Since the early 2000s, aided by the proliferation of social media and video streaming, alumni from both Ithaca and SUNY Cortland have organized viewing parties in New York City and other major American cities like Washington and Los Angeles. Some of those gatherings have swelled to nearly 1,000 people.
Marc Hudak, who leads the New York City chapter of the National Football Foundation, an organization that has pushed for broader support of the sport on a number of fronts, was instrumental in moving the game.
Hudak was a captain on the Ithaca team that won a Division III national title in 1988, and he pitched the school’s leaders on taking the rivalry to the East Rutherford, N.J., home of the N.F.L.’s Jets and Giants. Cortland quickly agreed, seizing it as a rare opportunity for athletes at a level where athletic scholarships are not awarded.
“These guys who are playing Division III football are as committed as the guys playing Division I football,” Hudak said. “Maybe they were a tenth of a second slower than they needed to be, maybe they were a couple inches shorter or a couple pounds lighter, but these are guys who play the game well.”
The National Football Foundation provided travel stipends to the schools.
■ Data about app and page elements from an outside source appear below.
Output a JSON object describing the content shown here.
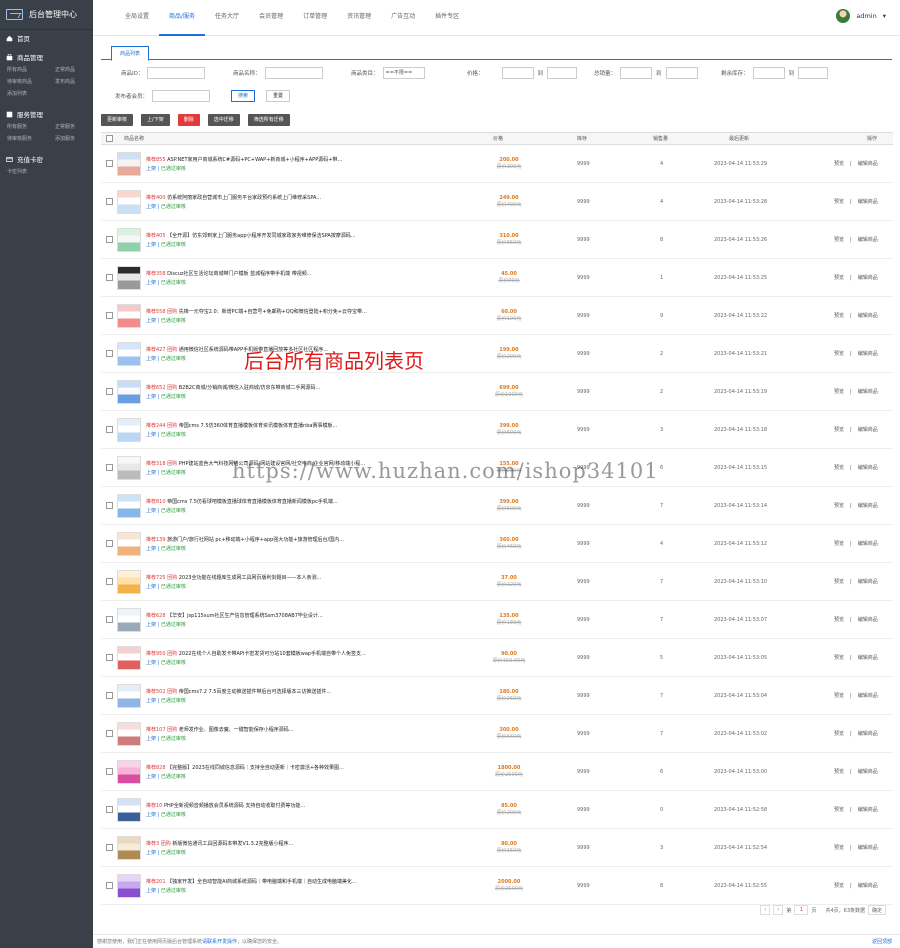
{
  "app": {
    "title": "后台管理中心"
  },
  "sidebar": {
    "home": "首页",
    "groups": [
      {
        "title": "商品管理",
        "items": [
          "所有商品",
          "正常商品",
          "待审核商品",
          "发布商品",
          "添加列表"
        ]
      },
      {
        "title": "服务管理",
        "items": [
          "所有服务",
          "正常服务",
          "待审核服务",
          "添加服务"
        ]
      },
      {
        "title": "充值卡密",
        "items": [
          "卡密列表"
        ]
      }
    ]
  },
  "topnav": {
    "items": [
      "全局设置",
      "商品/服务",
      "任务大厅",
      "会员管理",
      "订单管理",
      "资讯管理",
      "广告互动",
      "插件专区"
    ],
    "active_index": 1,
    "user": "admin"
  },
  "tab": {
    "label": "商品列表"
  },
  "filter": {
    "id_label": "商品ID：",
    "title_label": "商品名称：",
    "category_label": "商品类目：",
    "category_value": "==不限==",
    "price_label": "价格：",
    "sold_label": "总销量：",
    "stock_label": "剩余库存：",
    "to": "到",
    "seller_label": "发布者会员：",
    "search_btn": "搜索",
    "reset_btn": "重置"
  },
  "actions": [
    "更新审核",
    "上/下架",
    "删除",
    "选中迁移",
    "筛选所有迁移"
  ],
  "table": {
    "headers": {
      "name": "商品名称",
      "price": "价格",
      "stock": "库存",
      "sold": "销售量",
      "date": "最后更新",
      "op": "操作"
    },
    "op_view": "预览",
    "op_edit": "编辑商品",
    "status_on": "上架",
    "status_sep": " | ",
    "status_ok": "已通过审核",
    "date": "2023-04-14 11:53:",
    "rows": [
      {
        "cat": "推荐855",
        "title": "ASP.NET家用户商城系统C#源码+PC+WAP+新商城+小程序+APP源码+带...",
        "price": "200.00",
        "old": "原价300元",
        "stock": "9999",
        "sold": "4",
        "sec": "29"
      },
      {
        "cat": "推荐400",
        "title": "仿系统阿丽家政自营城市上门服务平台家政预约系统上门维修采SPA...",
        "price": "249.00",
        "old": "原价400元",
        "stock": "9999",
        "sold": "4",
        "sec": "28"
      },
      {
        "cat": "推荐405",
        "title": "【全开源】仿东郊到家上门服务app小程序开发同城家政家务维修保洁SPA按摩源码...",
        "price": "310.00",
        "old": "原价650元",
        "stock": "9999",
        "sold": "8",
        "sec": "26"
      },
      {
        "cat": "推荐358",
        "title": "Discuz社区生活论坛商城带门户模板 蓝城程序带手机端 带视频...",
        "price": "45.00",
        "old": "原价90元",
        "stock": "9999",
        "sold": "1",
        "sec": "25"
      },
      {
        "cat": "推荐558 团购",
        "title": "先锋一元夺宝2.0：新增PC端+自营号+免邮购+QQ和微信登陆+积分免+云夺宝带...",
        "price": "60.00",
        "old": "原价100元",
        "stock": "9999",
        "sold": "9",
        "sec": "22"
      },
      {
        "cat": "推荐427 团购",
        "title": "通用微信社区系统源码带APP手机版带直播回放等多社区社区程序...",
        "price": "199.00",
        "old": "原价299元",
        "stock": "9999",
        "sold": "2",
        "sec": "21"
      },
      {
        "cat": "推荐652 团购",
        "title": "B2B2C商城/分销商城/微信入驻商城/仿京东带商城二手网源码...",
        "price": "699.00",
        "old": "原价1000元",
        "stock": "9999",
        "sold": "2",
        "sec": "19"
      },
      {
        "cat": "推荐244 团购",
        "title": "帝国cms 7.5仿360体育直播模板体育资讯模板体育直播nba赛事模板...",
        "price": "399.00",
        "old": "原价500元",
        "stock": "9999",
        "sold": "3",
        "sec": "18"
      },
      {
        "cat": "推荐318 团购",
        "title": "PHP建站蓝色大气科技网络公司源码/网站建设官网/社交电商/企业官网/移动端小程...",
        "price": "155.00",
        "old": "原价200元",
        "stock": "9999",
        "sold": "6",
        "sec": "15"
      },
      {
        "cat": "推荐810",
        "title": "帝国cms 7.5仿看球吧模板直播球体育直播模板体育直播新闻模板pc手机端...",
        "price": "399.00",
        "old": "原价500元",
        "stock": "9999",
        "sold": "7",
        "sec": "14"
      },
      {
        "cat": "推荐139",
        "title": "旅游门户/旅行社网站 pc+移动端+小程序+app强大功能+旅游管理后台/国内...",
        "price": "360.00",
        "old": "原价460元",
        "stock": "9999",
        "sold": "4",
        "sec": "12"
      },
      {
        "cat": "推荐725 团购",
        "title": "2023全功能在线题库生成网工具网页版利剑题目——本人亲测...",
        "price": "37.00",
        "old": "原价220元",
        "stock": "9999",
        "sold": "7",
        "sec": "10"
      },
      {
        "cat": "推荐628",
        "title": "【华安】jsp115sum社区生产信息管理系统Ssm3708AB7毕业设计...",
        "price": "135.00",
        "old": "原价180元",
        "stock": "9999",
        "sold": "7",
        "sec": "07"
      },
      {
        "cat": "推荐950 团购",
        "title": "2022在线个人自助发卡带API卡密发货可分站10套模板wap手机端自带个人免签支...",
        "price": "90.00",
        "old": "原价150.00元",
        "stock": "9999",
        "sold": "5",
        "sec": "05"
      },
      {
        "cat": "推荐502 团购",
        "title": "帝国cms7.2 7.5百度主动推送插件带后台可选择版本三访推送插件...",
        "price": "180.00",
        "old": "原价260元",
        "stock": "9999",
        "sold": "7",
        "sec": "04"
      },
      {
        "cat": "推荐107 团购",
        "title": "老师发作业、图像去魔、一键智能保存小程序源码...",
        "price": "300.00",
        "old": "原价560元",
        "stock": "9999",
        "sold": "7",
        "sec": "02"
      },
      {
        "cat": "推荐828",
        "title": "【完整版】2023在线同城信息源码｜支持全自动更新｜卡密激活+各种效果图...",
        "price": "1800.00",
        "old": "原价2500元",
        "stock": "9999",
        "sold": "6",
        "sec": "00"
      },
      {
        "cat": "推荐10",
        "title": "PHP全新视频音频播放会员系统源码 支持自动收取付费等功能...",
        "price": "85.00",
        "old": "原价200元",
        "stock": "9999",
        "sold": "0",
        "sec": "58",
        "minute": "52"
      },
      {
        "cat": "推荐3 团购",
        "title": "新版微信通讯工具回源码本带发V1.3.2完整版小程序...",
        "price": "80.00",
        "old": "原价150元",
        "stock": "9999",
        "sold": "3",
        "sec": "54",
        "minute": "52"
      },
      {
        "cat": "推荐201",
        "title": "【独家开发】全自动智能AI商城系统源码｜带电脑端和手机端｜自动生成电脑端美化...",
        "price": "2000.00",
        "old": "原价2500元",
        "stock": "9999",
        "sold": "8",
        "sec": "55",
        "minute": "52"
      }
    ]
  },
  "overlay": {
    "title": "后台所有商品列表页",
    "watermark": "https://www.huzhan.com/ishop34101"
  },
  "pager": {
    "page": "1",
    "page_prefix": "第",
    "page_suffix": "页",
    "total": "共4页，63条数据",
    "go": "确定"
  },
  "footer": {
    "text": "感谢您使用，我们正在使用网页版后台管理系统",
    "link": "请联系开发操作",
    "tail": "，以确保您的安全。",
    "right": "返回顶部"
  }
}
Ithaca College chartered 16 buses from its campus to New Jersey for almost 850 students; 580 students planned to bus in from Cortland.
“I haven’t had anybody say a negative thing about it to me, and trust me, a lot of people walk up and give their two cents about a lot of things,” said Dan Swanstrom, Ithaca College’s football coach. “I’ve heard everything you could ever imagine coming off that field, every suggestion, every single play call, every single detail has been questioned, but this has not been questioned.”
The Cortaca Jug matchup signifies the end of the regular season for both teams.
Ithaca (7-2) leads the Cortaca Jug series, 36-24. Cortland (8-1) won the game for seven straight years starting in 2010, but Ithaca has taken the last two.
Swanstrom’s track record with quarterbacks — Wahid Nabi set a school record with six touchdown passes in the Cortaca game in 2017 — enticed a new starting quarterback, Joe Germinerio, to join the team this fall. Germinerio, an All-American who graduated from SUNY Brockport last spring, transferred to Ithaca for his final year of athletic eligibility.
Regardless of the talent on the field, the rivalry’s popularity and reputation guaranteed demand from fans. Fervor for the game has long manifested in sellout crowds, apocryphal stories of spectators watching in trees — and even a minor riot in 2013.
The crowd expected at MetLife will be part of a wider trend for Division III. The five biggest Division III football crowds gathered within the last four years.
The record before Saturday was 37,355 fans, set in September 2017 at the Tommie-Johnnie game between the University of St. Thomas and St. John’s University. It was played at Target Field in Minneapolis, a neutral site, like MetLife, that allowed for larger crowds. The Tommie-Johnnie game before Saturday boasted four of those five largest Division III crowds.
Glenn Caruso, the football coach at the University of St. Thomas and an Ithaca College alumnus, believes rivalries like these foster solidarity that goes well beyond the bonds between players.
“In a day and an age all the more devoted to style over substance, people are starving for things to be physically connected to,” Caruso said. “There’s still very few things that draw a visceral response of attachment like being at a game on Saturday afternoon, in the fall, with 30,000 other people. Or 10,000 other people or 5,000 other people.”